I look forward to updating you soon on the widely diverse range of fascinating work I’m engaged with at the Museum this summer. So my apologies for not spending the time now to give full content to the following photos – but they are just too remarkable to hold them back.
In short, the oldest hall in the Museum is the Hall of Northwest Coast Indians, opened in 1900. It highlights the traditional cultures of the native peoples of North America’s northwest shores from Washington State to southern Alaska, including the Kwakiutl (known today as Kwakwaka’wakw), Haida, Tlingit, and others.
One project I am working on this summer is exploring live video feeds between one section of the Hall – the Haida alcove – and a cultural institution (the Haida Gwaii Museum) within the community from whom its objects originated. Visitors at both locations will see two video screens – one showing a live video feed of themselves within their own museum and one seeing visitors to the other museum. We’ll be exploring, in part, if visitors to our Hall come away with an increased sense that the cultures represented in the Hall have not been relegated to the past, and in many cases are alive and well. In addition, we are curious to see if the experience can generate a new self-awareness of their relationship to the objects within the Hall. In other word, what will the affect be of New Yorkers and other visitors observing Haida objects and then realizing visitors to the Haida museum might be observing them in turn!
Below are photographs from yesterday’s tech set-up where we just wanted to see if the technology could support our shared vision. These are photos from the AMNH perspective, with the AMNH on the top screen and the Haida Gwaii Museum on the bottom. And even though we had organized it just for technical reasons, we both experienced random visitors walking by, checking out the experience, and then walking away. I don’t think I was alone experiencing something both deep and profound, suggesting we are moving in the right direction to offer visitors on each end a potentially transformative experience they won’t soon forget.

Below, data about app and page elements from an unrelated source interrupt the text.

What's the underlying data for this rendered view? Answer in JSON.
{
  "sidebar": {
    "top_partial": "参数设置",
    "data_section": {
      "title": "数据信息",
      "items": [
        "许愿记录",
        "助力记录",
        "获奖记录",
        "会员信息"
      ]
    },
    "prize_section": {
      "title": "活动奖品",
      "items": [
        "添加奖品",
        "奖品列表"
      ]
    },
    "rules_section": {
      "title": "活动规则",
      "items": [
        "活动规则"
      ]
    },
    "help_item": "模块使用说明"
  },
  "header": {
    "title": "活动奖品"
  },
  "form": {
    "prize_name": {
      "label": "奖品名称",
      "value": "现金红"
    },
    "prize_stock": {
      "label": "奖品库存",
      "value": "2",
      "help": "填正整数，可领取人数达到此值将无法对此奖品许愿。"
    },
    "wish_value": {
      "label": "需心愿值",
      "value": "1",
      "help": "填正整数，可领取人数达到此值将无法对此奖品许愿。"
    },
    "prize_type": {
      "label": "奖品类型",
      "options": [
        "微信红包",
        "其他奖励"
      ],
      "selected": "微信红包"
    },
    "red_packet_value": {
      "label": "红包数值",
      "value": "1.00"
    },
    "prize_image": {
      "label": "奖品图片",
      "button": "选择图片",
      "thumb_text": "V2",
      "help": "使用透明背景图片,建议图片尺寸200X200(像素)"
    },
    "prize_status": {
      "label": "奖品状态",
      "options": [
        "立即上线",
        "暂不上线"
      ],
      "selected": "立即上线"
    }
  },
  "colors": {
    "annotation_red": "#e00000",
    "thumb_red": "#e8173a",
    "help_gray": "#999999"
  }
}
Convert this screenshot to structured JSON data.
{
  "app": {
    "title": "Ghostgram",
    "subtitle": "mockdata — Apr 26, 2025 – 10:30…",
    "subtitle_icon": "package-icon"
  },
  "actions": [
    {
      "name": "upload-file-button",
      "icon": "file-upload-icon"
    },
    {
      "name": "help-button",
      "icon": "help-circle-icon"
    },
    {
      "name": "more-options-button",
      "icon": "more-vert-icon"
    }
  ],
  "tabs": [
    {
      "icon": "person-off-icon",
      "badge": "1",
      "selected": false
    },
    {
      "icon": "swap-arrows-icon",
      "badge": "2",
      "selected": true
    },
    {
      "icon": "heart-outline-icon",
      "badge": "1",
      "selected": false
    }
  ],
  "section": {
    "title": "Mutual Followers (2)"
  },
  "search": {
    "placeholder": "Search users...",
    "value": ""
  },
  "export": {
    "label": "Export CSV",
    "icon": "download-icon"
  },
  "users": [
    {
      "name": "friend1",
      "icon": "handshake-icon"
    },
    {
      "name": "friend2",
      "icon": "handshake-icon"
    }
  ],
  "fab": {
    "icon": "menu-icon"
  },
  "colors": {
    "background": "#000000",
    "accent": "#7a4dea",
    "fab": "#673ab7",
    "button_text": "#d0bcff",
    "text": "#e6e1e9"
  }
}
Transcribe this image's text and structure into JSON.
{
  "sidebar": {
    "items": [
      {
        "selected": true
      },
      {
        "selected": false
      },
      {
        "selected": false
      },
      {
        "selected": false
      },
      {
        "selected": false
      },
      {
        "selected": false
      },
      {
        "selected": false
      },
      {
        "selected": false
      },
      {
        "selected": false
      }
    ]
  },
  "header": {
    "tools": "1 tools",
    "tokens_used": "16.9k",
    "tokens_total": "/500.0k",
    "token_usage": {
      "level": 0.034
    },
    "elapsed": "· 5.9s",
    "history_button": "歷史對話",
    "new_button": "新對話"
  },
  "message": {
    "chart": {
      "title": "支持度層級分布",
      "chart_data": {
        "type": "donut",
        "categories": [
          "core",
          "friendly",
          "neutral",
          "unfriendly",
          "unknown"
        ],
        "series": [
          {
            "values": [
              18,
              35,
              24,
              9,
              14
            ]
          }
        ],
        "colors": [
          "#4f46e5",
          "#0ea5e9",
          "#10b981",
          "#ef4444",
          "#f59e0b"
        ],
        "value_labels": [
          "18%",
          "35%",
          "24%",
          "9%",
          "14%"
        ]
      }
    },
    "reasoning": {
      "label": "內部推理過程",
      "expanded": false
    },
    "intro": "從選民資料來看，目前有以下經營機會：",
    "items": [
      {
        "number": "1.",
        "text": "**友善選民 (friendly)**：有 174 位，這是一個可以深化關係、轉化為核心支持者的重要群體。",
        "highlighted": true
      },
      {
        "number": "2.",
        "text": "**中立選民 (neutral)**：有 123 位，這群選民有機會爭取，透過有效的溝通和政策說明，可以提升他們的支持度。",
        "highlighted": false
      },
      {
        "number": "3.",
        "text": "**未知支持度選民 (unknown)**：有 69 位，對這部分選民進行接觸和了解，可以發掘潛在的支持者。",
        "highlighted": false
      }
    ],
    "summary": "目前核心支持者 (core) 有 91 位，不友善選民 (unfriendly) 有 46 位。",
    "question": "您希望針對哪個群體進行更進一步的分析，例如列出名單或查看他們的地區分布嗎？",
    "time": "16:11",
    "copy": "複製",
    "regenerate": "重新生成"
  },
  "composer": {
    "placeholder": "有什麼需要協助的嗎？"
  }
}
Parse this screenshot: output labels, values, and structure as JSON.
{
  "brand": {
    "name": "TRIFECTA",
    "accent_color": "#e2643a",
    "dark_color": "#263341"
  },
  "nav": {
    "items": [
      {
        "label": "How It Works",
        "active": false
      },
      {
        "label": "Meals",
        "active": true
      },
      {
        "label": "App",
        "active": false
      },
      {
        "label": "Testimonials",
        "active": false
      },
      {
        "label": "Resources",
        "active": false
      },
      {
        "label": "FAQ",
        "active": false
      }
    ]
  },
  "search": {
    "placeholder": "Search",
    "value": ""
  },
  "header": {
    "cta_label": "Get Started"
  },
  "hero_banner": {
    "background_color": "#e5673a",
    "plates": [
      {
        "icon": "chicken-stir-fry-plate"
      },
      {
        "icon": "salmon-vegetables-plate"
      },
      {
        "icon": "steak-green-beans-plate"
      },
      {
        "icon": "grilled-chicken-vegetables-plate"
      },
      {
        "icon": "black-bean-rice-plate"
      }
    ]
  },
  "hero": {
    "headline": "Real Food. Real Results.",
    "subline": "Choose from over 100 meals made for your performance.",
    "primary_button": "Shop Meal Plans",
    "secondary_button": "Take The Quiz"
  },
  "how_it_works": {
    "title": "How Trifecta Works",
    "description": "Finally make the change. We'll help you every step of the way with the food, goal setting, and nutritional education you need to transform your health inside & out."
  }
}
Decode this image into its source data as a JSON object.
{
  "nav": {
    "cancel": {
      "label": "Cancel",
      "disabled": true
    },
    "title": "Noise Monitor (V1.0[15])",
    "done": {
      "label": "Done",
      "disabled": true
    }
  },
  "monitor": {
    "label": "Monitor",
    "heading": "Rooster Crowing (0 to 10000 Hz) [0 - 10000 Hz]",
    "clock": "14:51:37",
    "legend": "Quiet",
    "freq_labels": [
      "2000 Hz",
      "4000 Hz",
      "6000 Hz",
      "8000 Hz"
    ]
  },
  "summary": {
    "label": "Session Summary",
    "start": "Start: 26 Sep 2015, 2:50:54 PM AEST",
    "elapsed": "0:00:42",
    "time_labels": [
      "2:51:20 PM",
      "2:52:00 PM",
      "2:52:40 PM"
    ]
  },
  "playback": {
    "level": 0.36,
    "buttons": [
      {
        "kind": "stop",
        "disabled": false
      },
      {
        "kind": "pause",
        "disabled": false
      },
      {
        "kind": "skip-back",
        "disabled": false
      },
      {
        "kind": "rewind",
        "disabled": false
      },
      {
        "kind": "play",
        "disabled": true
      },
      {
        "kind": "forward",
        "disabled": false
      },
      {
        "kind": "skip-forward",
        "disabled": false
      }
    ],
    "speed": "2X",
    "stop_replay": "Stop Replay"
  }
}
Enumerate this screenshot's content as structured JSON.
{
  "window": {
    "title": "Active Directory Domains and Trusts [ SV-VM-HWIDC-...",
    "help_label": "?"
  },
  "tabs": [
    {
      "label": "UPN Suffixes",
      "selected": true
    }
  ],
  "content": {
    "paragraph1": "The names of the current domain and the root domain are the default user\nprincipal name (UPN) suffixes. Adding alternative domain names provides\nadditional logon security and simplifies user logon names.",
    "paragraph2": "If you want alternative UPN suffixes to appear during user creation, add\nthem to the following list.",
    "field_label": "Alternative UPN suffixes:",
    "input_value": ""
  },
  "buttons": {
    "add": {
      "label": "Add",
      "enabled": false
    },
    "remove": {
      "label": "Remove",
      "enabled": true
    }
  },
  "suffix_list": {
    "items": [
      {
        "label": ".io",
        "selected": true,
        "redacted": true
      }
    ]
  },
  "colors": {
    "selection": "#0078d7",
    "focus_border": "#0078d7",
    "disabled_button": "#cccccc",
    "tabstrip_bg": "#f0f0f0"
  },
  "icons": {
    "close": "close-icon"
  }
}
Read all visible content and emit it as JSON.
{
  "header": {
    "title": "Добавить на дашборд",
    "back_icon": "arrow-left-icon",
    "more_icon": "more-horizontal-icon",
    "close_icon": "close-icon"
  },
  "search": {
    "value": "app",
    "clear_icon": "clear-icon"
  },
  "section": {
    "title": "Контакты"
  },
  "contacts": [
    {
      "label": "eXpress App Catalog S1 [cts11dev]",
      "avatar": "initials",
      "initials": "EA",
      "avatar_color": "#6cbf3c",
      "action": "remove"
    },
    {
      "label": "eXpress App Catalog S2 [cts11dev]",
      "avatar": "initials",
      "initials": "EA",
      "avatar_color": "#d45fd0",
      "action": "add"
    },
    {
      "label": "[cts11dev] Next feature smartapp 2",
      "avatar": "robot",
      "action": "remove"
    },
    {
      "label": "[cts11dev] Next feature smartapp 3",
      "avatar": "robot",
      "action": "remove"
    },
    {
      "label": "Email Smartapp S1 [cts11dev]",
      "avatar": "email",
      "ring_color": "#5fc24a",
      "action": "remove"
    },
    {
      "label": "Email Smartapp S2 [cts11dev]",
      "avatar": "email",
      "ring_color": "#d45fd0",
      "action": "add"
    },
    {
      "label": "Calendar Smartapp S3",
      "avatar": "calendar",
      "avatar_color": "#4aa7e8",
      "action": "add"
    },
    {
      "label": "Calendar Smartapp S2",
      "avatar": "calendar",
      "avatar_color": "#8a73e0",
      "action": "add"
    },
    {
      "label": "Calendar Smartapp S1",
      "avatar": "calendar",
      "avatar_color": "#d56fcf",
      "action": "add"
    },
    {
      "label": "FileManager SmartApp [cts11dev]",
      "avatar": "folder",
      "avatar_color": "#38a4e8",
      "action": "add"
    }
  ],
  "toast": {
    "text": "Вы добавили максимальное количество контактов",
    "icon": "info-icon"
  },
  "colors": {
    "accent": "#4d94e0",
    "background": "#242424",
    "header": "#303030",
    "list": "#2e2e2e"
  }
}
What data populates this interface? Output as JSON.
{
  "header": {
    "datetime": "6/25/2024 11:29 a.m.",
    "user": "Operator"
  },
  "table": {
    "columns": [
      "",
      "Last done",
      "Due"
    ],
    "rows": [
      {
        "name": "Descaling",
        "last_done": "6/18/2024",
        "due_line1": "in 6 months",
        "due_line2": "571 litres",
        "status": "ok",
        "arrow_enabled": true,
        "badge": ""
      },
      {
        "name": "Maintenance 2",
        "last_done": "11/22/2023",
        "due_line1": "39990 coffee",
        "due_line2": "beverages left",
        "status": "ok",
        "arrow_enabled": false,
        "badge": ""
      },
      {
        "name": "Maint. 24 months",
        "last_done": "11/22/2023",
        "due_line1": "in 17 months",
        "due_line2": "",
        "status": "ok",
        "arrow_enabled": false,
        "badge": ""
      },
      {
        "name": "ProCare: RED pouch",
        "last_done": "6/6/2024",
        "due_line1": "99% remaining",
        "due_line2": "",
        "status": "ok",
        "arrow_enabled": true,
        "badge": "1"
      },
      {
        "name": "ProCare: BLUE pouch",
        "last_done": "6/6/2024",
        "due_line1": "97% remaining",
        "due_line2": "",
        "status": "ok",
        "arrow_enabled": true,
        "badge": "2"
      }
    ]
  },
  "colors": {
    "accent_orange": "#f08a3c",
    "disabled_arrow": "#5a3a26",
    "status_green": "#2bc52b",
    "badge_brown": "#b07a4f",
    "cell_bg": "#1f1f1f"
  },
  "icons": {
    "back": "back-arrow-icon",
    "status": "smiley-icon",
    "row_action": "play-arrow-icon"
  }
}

Photos were taken on our end and Scott said it was find to share them.